European regulators announced Thursday that they have opened an investigation into the tax affairs of American fast food giant McDonald’s Corporation. The investigation, which follows similar probes by European authorities into tax deals made by Starbucks Corporation and online retailer Amazon.com, will focus on McDonald’s tax deals with Luxembourg.
In a statement released Thursday, the European Commission said that two tax rulings given by Luxembourg authorities in 2009 had allowed McDonald's Europe franchising to pay “virtually” no corporate tax in the country since then, despite recording large profits.
Under the first ruling -- delivered in March 2009 -- tax authorities in Luxembourg allowed McDonald's to pay no corporate tax on its European earnings in the country, as long as it could prove that it paid tax on those earnings in the U.S. each year. The second ruling, delivered in September of the same year, allowed McDonald’s to pay no tax in Luxembourg on its European earnings, without needing to prove it paid tax on those earnings in the U.S. -- a move that might have amounted to state aid.
The commission’s preliminary view is that the tax rulings “may have granted McDonald’s an advantageous tax treatment in breach of EU state-aid rules,” it said, in the statement.
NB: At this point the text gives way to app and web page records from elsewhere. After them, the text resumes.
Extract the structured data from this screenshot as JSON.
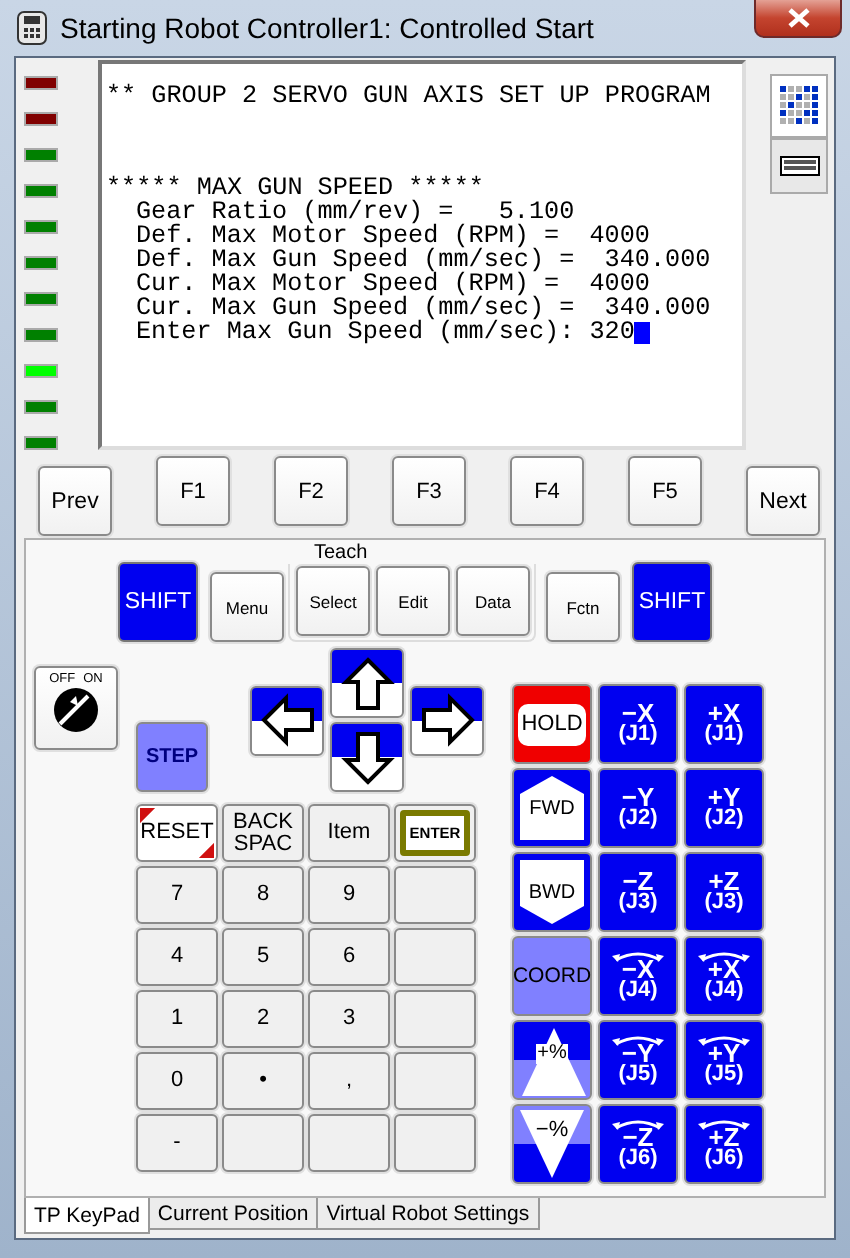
{
  "window": {
    "title": "Starting Robot Controller1: Controlled Start"
  },
  "leds": [
    {
      "color": "#800000"
    },
    {
      "color": "#800000"
    },
    {
      "color": "#008000"
    },
    {
      "color": "#008000"
    },
    {
      "color": "#008000"
    },
    {
      "color": "#008000"
    },
    {
      "color": "#008000"
    },
    {
      "color": "#008000"
    },
    {
      "color": "#00ff00"
    },
    {
      "color": "#008000"
    },
    {
      "color": "#008000"
    }
  ],
  "screen": {
    "heading": "** GROUP 2 SERVO GUN AXIS SET UP PROGRAM",
    "section_title": "***** MAX GUN SPEED *****",
    "lines": [
      "Gear Ratio (mm/rev) =   5.100",
      "Def. Max Motor Speed (RPM) =  4000",
      "Def. Max Gun Speed (mm/sec) =  340.000",
      "Cur. Max Motor Speed (RPM) =  4000",
      "Cur. Max Gun Speed (mm/sec) =  340.000"
    ],
    "input": {
      "prompt": "Enter Max Gun Speed (mm/sec):",
      "value": "320"
    }
  },
  "side_tabs": [
    {
      "kind": "display",
      "selected": true
    },
    {
      "kind": "keyboard",
      "selected": false
    }
  ],
  "function_keys": [
    {
      "label": "Prev",
      "kind": "nav"
    },
    {
      "label": "F1",
      "kind": "function"
    },
    {
      "label": "F2",
      "kind": "function"
    },
    {
      "label": "F3",
      "kind": "function"
    },
    {
      "label": "F4",
      "kind": "function"
    },
    {
      "label": "F5",
      "kind": "function"
    },
    {
      "label": "Next",
      "kind": "nav"
    }
  ],
  "keypad": {
    "left_keys": [
      {
        "label": "SHIFT",
        "kind": "shift"
      },
      {
        "label": "Menu",
        "kind": "small"
      }
    ],
    "teach_group": {
      "label": "Teach",
      "keys": [
        "Select",
        "Edit",
        "Data"
      ]
    },
    "right_keys": [
      {
        "label": "Fctn",
        "kind": "small"
      },
      {
        "label": "SHIFT",
        "kind": "shift"
      }
    ],
    "key_switch": {
      "off_label": "OFF",
      "on_label": "ON",
      "on": false
    },
    "step": "STEP",
    "numpad": [
      {
        "label": "RESET",
        "kind": "reset"
      },
      {
        "label": "BACK SPAC",
        "kind": "plain"
      },
      {
        "label": "Item",
        "kind": "plain"
      },
      {
        "label": "ENTER",
        "kind": "enter"
      },
      {
        "label": "7",
        "kind": "digit"
      },
      {
        "label": "8",
        "kind": "digit"
      },
      {
        "label": "9",
        "kind": "digit"
      },
      {
        "kind": "blank"
      },
      {
        "label": "4",
        "kind": "digit"
      },
      {
        "label": "5",
        "kind": "digit"
      },
      {
        "label": "6",
        "kind": "digit"
      },
      {
        "kind": "blank"
      },
      {
        "label": "1",
        "kind": "digit"
      },
      {
        "label": "2",
        "kind": "digit"
      },
      {
        "label": "3",
        "kind": "digit"
      },
      {
        "kind": "blank"
      },
      {
        "label": "0",
        "kind": "digit"
      },
      {
        "label": "•",
        "kind": "digit"
      },
      {
        "label": ",",
        "kind": "digit"
      },
      {
        "kind": "blank"
      },
      {
        "label": "-",
        "kind": "digit"
      },
      {
        "kind": "blank"
      },
      {
        "kind": "blank"
      },
      {
        "kind": "blank"
      }
    ],
    "jog_keys": [
      {
        "label": "HOLD",
        "kind": "hold"
      },
      {
        "label": "−X",
        "sub": "(J1)",
        "kind": "jog"
      },
      {
        "label": "+X",
        "sub": "(J1)",
        "kind": "jog"
      },
      {
        "label": "FWD",
        "kind": "fwd"
      },
      {
        "label": "−Y",
        "sub": "(J2)",
        "kind": "jog"
      },
      {
        "label": "+Y",
        "sub": "(J2)",
        "kind": "jog"
      },
      {
        "label": "BWD",
        "kind": "bwd"
      },
      {
        "label": "−Z",
        "sub": "(J3)",
        "kind": "jog"
      },
      {
        "label": "+Z",
        "sub": "(J3)",
        "kind": "jog"
      },
      {
        "label": "COORD",
        "kind": "coord"
      },
      {
        "label": "−X",
        "sub": "(J4)",
        "kind": "jog_rot"
      },
      {
        "label": "+X",
        "sub": "(J4)",
        "kind": "jog_rot"
      },
      {
        "label": "+%",
        "kind": "speed_up"
      },
      {
        "label": "−Y",
        "sub": "(J5)",
        "kind": "jog_rot"
      },
      {
        "label": "+Y",
        "sub": "(J5)",
        "kind": "jog_rot"
      },
      {
        "label": "−%",
        "kind": "speed_down"
      },
      {
        "label": "−Z",
        "sub": "(J6)",
        "kind": "jog_rot"
      },
      {
        "label": "+Z",
        "sub": "(J6)",
        "kind": "jog_rot"
      }
    ]
  },
  "tabs": [
    {
      "label": "TP KeyPad",
      "selected": true
    },
    {
      "label": "Current Position",
      "selected": false
    },
    {
      "label": "Virtual Robot Settings",
      "selected": false
    }
  ]
}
The state-aid rules aim to maintain a level playing field for businesses across the 28-nation bloc.
“The purpose of Double Taxation treaties between countries is to avoid double taxation -- not to justify double non-taxation,” Margrethe Vestager, the European Commissioner for competition, said, in the statement. “A tax ruling that agrees to McDonald's paying no tax on their European royalties either in Luxembourg or in the U.S. has to be looked at very carefully under EU state aid rules.”
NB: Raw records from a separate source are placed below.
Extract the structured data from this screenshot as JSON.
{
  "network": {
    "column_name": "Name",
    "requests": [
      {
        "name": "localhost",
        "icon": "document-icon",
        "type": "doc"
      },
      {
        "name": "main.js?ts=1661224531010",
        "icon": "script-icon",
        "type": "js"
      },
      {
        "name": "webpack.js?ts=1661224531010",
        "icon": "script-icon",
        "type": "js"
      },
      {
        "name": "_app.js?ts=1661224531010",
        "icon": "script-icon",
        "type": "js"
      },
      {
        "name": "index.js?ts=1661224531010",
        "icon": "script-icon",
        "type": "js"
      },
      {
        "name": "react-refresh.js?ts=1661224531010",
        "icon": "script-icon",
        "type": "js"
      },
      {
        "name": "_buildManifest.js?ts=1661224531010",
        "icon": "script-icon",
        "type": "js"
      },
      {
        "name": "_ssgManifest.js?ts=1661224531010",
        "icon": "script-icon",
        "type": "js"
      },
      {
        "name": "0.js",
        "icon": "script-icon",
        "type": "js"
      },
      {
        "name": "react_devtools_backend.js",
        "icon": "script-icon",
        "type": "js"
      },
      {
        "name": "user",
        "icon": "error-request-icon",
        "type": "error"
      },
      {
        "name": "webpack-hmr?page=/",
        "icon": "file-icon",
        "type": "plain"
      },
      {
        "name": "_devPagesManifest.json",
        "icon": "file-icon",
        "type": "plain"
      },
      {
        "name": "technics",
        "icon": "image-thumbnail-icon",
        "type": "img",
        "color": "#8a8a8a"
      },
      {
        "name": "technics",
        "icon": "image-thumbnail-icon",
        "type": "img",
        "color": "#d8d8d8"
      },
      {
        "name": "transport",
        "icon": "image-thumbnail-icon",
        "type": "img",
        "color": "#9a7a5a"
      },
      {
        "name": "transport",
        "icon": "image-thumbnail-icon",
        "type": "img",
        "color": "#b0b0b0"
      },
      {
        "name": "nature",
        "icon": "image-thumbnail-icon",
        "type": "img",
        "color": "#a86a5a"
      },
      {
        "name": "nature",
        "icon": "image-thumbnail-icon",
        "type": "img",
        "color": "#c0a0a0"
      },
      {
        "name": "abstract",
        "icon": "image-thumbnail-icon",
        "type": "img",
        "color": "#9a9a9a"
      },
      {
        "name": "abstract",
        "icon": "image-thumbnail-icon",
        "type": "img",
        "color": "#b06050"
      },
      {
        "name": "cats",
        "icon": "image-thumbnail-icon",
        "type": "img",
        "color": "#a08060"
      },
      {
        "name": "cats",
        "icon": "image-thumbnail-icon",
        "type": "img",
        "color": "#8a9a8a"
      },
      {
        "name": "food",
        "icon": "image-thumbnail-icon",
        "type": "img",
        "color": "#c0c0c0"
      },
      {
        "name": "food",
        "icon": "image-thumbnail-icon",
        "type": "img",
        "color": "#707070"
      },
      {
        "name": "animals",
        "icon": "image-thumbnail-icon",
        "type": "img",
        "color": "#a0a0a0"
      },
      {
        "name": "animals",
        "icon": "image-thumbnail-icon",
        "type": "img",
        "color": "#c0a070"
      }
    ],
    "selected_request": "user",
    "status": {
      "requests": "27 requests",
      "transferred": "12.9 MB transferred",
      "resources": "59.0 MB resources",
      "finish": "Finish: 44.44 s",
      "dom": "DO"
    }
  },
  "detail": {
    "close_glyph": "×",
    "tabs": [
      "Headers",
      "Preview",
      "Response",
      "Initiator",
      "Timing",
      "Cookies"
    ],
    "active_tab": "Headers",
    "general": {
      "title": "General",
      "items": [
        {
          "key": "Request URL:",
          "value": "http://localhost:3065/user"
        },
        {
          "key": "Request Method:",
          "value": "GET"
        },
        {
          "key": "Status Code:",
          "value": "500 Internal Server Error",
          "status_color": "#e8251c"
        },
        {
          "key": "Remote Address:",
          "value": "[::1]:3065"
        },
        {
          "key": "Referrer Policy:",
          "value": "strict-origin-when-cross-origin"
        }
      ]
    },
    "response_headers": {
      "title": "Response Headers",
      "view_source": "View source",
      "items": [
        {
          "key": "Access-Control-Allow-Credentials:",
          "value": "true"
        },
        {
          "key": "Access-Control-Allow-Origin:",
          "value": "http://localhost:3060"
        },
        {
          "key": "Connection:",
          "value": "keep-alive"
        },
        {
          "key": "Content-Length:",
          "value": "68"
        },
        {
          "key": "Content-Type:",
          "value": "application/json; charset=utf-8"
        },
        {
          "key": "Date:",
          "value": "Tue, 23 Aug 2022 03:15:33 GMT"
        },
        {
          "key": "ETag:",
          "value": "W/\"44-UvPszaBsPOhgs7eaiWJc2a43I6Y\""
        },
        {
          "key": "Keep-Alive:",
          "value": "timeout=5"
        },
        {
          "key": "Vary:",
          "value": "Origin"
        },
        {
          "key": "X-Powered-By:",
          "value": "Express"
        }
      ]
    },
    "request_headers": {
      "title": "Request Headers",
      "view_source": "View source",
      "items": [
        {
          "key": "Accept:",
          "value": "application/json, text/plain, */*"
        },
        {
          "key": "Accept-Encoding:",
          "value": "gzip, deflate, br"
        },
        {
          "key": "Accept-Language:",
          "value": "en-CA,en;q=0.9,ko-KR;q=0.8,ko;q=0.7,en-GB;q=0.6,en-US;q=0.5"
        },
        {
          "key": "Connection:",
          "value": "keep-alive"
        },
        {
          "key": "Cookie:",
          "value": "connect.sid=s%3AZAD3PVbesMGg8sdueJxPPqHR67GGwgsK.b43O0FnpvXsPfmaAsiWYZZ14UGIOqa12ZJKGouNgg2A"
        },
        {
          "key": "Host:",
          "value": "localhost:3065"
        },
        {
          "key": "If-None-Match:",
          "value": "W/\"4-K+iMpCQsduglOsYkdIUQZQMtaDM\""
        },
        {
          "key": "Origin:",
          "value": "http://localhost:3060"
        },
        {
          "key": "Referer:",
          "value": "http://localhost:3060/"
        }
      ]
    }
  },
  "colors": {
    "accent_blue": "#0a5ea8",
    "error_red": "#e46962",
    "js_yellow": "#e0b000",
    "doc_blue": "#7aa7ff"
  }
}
If the investigation reveals that McDonald’s flouted the EU’s tax laws, the company could face sizable demands for back taxes.
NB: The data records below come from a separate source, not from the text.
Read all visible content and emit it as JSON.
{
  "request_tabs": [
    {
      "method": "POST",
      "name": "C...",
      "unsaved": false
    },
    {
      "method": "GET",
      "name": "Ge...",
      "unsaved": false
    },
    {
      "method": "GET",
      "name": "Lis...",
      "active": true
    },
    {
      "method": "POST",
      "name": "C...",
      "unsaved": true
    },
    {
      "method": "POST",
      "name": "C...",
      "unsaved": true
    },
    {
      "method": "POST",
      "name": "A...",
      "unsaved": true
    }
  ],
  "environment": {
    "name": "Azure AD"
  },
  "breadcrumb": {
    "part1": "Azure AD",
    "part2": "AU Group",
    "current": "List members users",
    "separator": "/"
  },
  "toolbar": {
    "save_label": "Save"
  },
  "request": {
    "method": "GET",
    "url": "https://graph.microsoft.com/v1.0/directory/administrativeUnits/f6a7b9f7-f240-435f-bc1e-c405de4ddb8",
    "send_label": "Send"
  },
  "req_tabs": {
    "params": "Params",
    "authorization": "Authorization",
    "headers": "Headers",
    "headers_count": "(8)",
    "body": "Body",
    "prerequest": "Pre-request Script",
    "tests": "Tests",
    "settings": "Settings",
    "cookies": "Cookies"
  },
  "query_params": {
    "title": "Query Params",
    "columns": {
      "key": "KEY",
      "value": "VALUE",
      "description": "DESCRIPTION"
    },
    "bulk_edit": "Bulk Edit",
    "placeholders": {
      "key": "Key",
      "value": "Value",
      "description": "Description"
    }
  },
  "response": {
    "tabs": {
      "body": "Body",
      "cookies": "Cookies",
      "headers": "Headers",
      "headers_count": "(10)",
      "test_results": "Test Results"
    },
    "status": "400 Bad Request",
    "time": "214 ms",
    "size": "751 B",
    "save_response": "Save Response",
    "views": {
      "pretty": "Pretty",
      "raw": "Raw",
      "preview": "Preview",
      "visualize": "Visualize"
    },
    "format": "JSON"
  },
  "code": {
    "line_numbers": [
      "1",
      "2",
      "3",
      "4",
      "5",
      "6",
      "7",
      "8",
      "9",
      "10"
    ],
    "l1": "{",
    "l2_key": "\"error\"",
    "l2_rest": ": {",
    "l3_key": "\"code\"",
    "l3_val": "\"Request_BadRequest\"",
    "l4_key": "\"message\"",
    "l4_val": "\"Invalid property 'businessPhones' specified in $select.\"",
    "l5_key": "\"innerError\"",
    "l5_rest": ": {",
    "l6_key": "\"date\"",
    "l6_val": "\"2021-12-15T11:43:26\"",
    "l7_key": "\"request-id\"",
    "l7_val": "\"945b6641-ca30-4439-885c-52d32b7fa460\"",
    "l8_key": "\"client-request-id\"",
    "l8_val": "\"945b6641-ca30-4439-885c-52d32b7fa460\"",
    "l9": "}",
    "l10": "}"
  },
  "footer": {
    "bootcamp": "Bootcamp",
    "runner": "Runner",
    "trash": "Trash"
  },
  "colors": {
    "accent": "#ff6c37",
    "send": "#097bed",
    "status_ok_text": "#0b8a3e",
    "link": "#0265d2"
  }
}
According to a report released earlier this year by a coalition of European and American trade unions, the fast food giant avoided paying 1.06 billion euros ($1.1 billion) in taxes between 2009 and 2013 by moving its European headquarters from the U.K. to Switzerland and by funneling royalties to Luxembourg through a tiny subsidiary.
However, the company reportedly denied any wrongdoing, claiming that it “complies with all tax laws and rules in Europe.”
“In fact, from 2010-14, the McDonald's companies paid more than $2.1 billion just in corporate taxes in the European Union, with an average tax rate of almost 27 percent,” the company reportedly said, responding to the launch of the investigation. “We are confident that the inquiry will be resolved favorably.”